Presentation on theme: "Shannon Dorsey. Capital: Bangkok Population: 64,865,523 Ethnic Make-up: Thai 75%, Chinese 14%, other 11% Religions: Buddhism 95%, Muslim 3.8%,"— Presentation transcript:
Capital: Bangkok Population: 64,865,523 Ethnic Make-up: Thai 75%, Chinese 14%, other 11% Religions: Buddhism 95%, Muslim 3.8%, Christianity 0.5%, Hinduism 0.1%, other 0.6% (1991) Government: constitutional monarchy
Location: Southeastern Asia, bordering the Andaman Sea and the Gulf of Thailand, southeast of Burma Climate: The local climate is tropical and characterized by monsoons. There is a rainy, warm, and cloudy southwest monsoon from mid-May to September, as well as a dry, cool northeast monsoon from November to mid- March. The southern isthmus is always hot and humid.
A group of researchers says an experimental AIDS vaccine trial in Thailand shows the shot has a modest but significant effect. The trial has been hailed as the world's first successful AIDS vaccine trial. Efforts are under way to reclaim the lost mangrove swamps that have been destroyed as a result of economic development.
The wai is the common form of greeting and adheres to strict rules of protocol. The wai is both a sign of respect as well as a greeting. Respect and courtesy are demonstrated by the height at which the hands are held and how low the head comes down to meet the thumbs of both hands. The person who is junior in age or status is the first one to offer the wai. If there is a great social distance between two people, the wai will not be returned.
Thais respect hierarchical relationships. When Thais meet a stranger, they will immediately try to place you within a hierarchy so they know how you should be treated. Status can be determined by clothing and general appearance, age, job, education, family name, and social connections.
Thais place great emphasis and value on outward forms of courtesy such as politeness, respect, genial demeanor and self-control in order to maintain harmonious relations. It is a non-confrontational society, in which public dispute or criticism is to be avoided at all costs. To be openly angry with someone might attract the wrath of the spirits, which in turn could cause violence and tragedy. Openly criticizing a person is a form of violence as it hurts the person and is viewed as a conscious attempt to offend the person being rebuked. Loss of face is a disgrace to a Thai so they try to avoid confrontations and look for compromises in difficult situations. If two parties disagree, one will need to have an outlet to retreat without losing face.
The wai is the traditional form of greeting Thais use first rather than surnames, with the honorific title Khun before the name Wait for your host and hostess to introduce you to the other guests.
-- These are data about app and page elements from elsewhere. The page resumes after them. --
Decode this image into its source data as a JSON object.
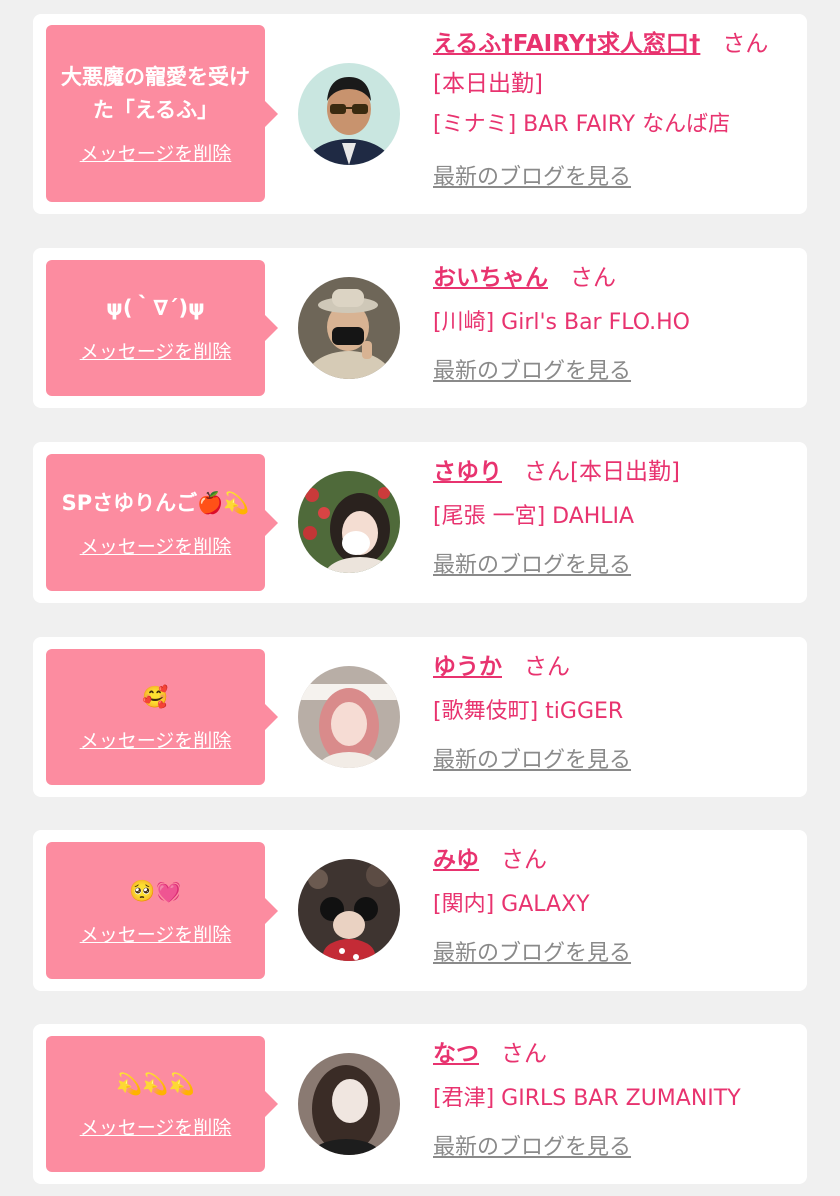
{
  "cards": [
    {
      "message": "大悪魔の寵愛を受けた「えるふ」",
      "delete_label": "メッセージを削除",
      "name": "えるふ†FAIRY†求人窓口†",
      "suffix": "さん[本日出勤]",
      "shop": "[ミナミ] BAR FAIRY なんば店",
      "blog_label": "最新のブログを見る",
      "avatar_icon": "avatar-man-sunglasses"
    },
    {
      "message": "ψ(｀∇´)ψ",
      "delete_label": "メッセージを削除",
      "name": "おいちゃん",
      "suffix": "さん",
      "shop": "[川崎] Girl's Bar FLO.HO",
      "blog_label": "最新のブログを見る",
      "avatar_icon": "avatar-person-hat-mask"
    },
    {
      "message": "SPさゆりんご🍎💫",
      "delete_label": "メッセージを削除",
      "name": "さゆり",
      "suffix": "さん[本日出勤]",
      "shop": "[尾張 一宮] DAHLIA",
      "blog_label": "最新のブログを見る",
      "avatar_icon": "avatar-girl-strawberries"
    },
    {
      "message": "🥰",
      "delete_label": "メッセージを削除",
      "name": "ゆうか",
      "suffix": "さん",
      "shop": "[歌舞伎町] tiGGER",
      "blog_label": "最新のブログを見る",
      "avatar_icon": "avatar-girl-pink-hair"
    },
    {
      "message": "🥺💓",
      "delete_label": "メッセージを削除",
      "name": "みゆ",
      "suffix": "さん",
      "shop": "[関内] GALAXY",
      "blog_label": "最新のブログを見る",
      "avatar_icon": "avatar-minnie-crowd"
    },
    {
      "message": "💫💫💫",
      "delete_label": "メッセージを削除",
      "name": "なつ",
      "suffix": "さん",
      "shop": "[君津] GIRLS BAR ZUMANITY",
      "blog_label": "最新のブログを見る",
      "avatar_icon": "avatar-girl-dark"
    }
  ],
  "colors": {
    "accent": "#e8336f",
    "bubble": "#fc8ca0",
    "link_gray": "#8a8a8a",
    "background": "#f0f0f0"
  }
}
This allows everyone to understand your status relative to their own, and thus know who performs the wai and how low the head should be bowed.
Prefer doing business with people they respect It usually takes several meetings for relationships to develop Important to be respectful and courteous because it leads to harmonious relationships necessary within business Nonverbal communication is often more important; important to watch your body language and facial expressions as they will be believed over your words
Appointments are necessary and should be made a month in advance Good idea to send a list of who will be attending the meeting and their credentials Arrive on time as it signifies respect for the person you are meeting Send an agenda and material about your company as well as data to substantiate your position prior to the meeting Written material should be available in English and Thai
Business attire should be conservative Business cards should be handed out after the initial handshake and greeting. You should give your card to the most senior person first. Deliver your business card using your right hand so the Thai side faces the recipient
Business is more formal than in western countries Observe a strict chain of command Managers may take a somewhat paternalistic attitude to their employees Readiness for change is low and any changes must be viewed as beneficial for the whole organization and not just the individual
Because it is a relationship-driven culture, taking time to get to know someone always takes precedence over any timelines Employees show respect and deference to their managers and it is important that the manger maintain their role as “boss” Important that managers do not shame their employees in front of their colleagues when they make a contribution that is not useful or necessary